■ THE TASK ■
Search the data below, and report every line in which "size" occurs.

(Excerpts from an interface dataset)
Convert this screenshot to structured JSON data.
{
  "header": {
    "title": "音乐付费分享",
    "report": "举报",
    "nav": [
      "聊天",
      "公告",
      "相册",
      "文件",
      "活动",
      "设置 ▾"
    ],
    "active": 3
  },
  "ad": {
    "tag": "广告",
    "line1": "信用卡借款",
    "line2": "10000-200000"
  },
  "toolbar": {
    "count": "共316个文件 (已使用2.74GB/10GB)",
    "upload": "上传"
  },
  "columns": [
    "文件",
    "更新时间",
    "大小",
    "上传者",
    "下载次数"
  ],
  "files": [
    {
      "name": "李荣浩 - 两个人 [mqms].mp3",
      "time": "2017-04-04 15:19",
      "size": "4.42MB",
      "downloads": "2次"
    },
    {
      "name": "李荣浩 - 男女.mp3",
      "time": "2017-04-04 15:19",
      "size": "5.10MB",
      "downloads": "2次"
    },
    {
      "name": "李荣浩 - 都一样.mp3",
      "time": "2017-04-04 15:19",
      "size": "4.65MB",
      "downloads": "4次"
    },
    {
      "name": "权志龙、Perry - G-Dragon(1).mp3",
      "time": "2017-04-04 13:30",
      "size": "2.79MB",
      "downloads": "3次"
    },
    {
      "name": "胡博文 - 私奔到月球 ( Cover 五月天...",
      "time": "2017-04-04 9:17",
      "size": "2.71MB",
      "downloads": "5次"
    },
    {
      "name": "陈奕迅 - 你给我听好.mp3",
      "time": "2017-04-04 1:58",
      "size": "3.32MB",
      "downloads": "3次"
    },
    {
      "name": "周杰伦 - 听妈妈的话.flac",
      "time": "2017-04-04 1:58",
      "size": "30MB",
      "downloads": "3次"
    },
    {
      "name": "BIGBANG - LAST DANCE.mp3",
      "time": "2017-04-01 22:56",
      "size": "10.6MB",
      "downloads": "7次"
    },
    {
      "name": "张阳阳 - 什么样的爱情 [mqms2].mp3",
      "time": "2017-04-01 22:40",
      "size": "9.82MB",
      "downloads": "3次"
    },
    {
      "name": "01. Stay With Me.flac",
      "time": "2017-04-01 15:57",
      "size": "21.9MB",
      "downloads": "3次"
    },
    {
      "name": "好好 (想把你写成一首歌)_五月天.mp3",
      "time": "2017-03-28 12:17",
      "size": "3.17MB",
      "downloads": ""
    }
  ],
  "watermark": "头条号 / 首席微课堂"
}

■ RESULT OF THE TASK ■
      "size": "4.42MB",
      "size": "5.10MB",
      "size": "4.65MB",
      "size": "2.79MB",
      "size": "2.71MB",
      "size": "3.32MB",
      "size": "30MB",
      "size": "10.6MB",
      "size": "9.82MB",
      "size": "21.9MB",
      "size": "3.17MB",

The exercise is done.